Amidst all the debate over nanoparticle toxicity, genetically modified organisms, nanotech and the poor, the pros/cons concerning molecular manufacturing, etc. -- it's good to read some truly good news about technology.
Researchers and volunteers around the world are taking early steps toward a complex but straightforward technological goal: to use electrical signals from the brain as instructions to computers and other machines, allowing paralyzed people to communicate, move around and control their environment literally without moving a muscle.
Most dramatically, that could help "locked-in" patients -- those who've lost all muscle movement because of conditions like Lou Gehrig's disease or brainstem strokes.
This is really wonderful. It's an application of research and development being put to direct use in improving lives.
* A quadriplegic man in Massachusetts has shown he can change TV channels, turn room lights on and off, open and close a robotic hand and sort through messages in a mock e-mail program.
* Seven paralyzed patients near Stuttgart, Germany, have been surfing the Internet and writing letters to friends from their homes.
* At a lab in Switzerland, two healthy volunteers learned to steer a 2-inch, two-wheeled robot -- sort of like a tiny wheelchair -- through a dollhouse-sized floor plan.
There are many such stories, perhaps not as dramatic and rarely making headlines -- but technology does do good things for people today and can do much more in the future.
But it is because of all the positive results that can happen -- the diseases stopped, the undernourished fed, the illiterate made literate -- that we say general-purpose molecular manufacturing should be developed as soon as it possibly can, in a safe and responsible way.
It is a great challenge, both technological and political, to do it right.
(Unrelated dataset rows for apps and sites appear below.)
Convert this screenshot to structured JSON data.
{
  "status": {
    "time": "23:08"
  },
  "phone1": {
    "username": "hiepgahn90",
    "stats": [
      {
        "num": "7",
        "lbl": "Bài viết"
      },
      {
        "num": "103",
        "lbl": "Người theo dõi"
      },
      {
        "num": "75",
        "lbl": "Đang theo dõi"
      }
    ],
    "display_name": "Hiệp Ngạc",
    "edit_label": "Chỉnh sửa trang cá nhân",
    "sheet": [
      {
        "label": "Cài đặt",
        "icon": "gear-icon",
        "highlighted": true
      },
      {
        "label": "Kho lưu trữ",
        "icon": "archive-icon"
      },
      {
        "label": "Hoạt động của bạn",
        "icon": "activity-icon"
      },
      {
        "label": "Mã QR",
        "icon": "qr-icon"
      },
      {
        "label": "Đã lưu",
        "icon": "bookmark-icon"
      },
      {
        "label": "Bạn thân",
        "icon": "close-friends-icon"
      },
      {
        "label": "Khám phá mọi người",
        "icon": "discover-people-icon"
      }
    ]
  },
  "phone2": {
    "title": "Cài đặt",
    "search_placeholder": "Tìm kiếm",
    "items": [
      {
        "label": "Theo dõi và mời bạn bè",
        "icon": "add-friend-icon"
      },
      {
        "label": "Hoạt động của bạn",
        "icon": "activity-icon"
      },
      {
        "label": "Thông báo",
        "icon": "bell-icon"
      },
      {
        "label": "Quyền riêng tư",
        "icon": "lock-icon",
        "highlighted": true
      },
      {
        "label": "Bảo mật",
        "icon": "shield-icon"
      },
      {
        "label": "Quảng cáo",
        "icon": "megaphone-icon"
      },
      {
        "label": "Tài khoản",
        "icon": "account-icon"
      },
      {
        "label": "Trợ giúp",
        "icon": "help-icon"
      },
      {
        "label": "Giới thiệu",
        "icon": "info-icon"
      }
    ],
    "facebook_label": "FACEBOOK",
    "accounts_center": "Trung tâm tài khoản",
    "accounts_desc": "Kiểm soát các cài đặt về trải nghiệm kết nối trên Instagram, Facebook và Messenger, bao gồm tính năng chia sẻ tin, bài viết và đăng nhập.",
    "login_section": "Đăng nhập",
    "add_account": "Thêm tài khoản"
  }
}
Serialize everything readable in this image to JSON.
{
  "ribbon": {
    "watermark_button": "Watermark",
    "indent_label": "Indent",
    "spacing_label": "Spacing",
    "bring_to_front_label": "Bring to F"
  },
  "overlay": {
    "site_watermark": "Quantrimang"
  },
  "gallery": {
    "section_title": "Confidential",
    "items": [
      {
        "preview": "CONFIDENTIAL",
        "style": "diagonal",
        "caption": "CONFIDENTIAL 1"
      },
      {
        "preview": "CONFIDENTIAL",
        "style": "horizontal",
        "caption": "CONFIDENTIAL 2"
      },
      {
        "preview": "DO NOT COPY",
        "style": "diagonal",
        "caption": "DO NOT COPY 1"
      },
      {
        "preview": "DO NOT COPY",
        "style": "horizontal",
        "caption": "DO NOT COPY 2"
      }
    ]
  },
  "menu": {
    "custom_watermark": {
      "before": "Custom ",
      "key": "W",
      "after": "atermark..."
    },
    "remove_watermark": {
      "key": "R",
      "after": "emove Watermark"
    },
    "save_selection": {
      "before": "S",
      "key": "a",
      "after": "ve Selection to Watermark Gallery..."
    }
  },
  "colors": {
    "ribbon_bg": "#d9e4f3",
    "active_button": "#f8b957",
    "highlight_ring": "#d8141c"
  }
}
It will require participation of far-thinking and progressive people from all over the world, including scientists, engineers, economists, sociologists, ecologists, ethicists, and many more.
This is a rare opportunity, and we must not pass it up.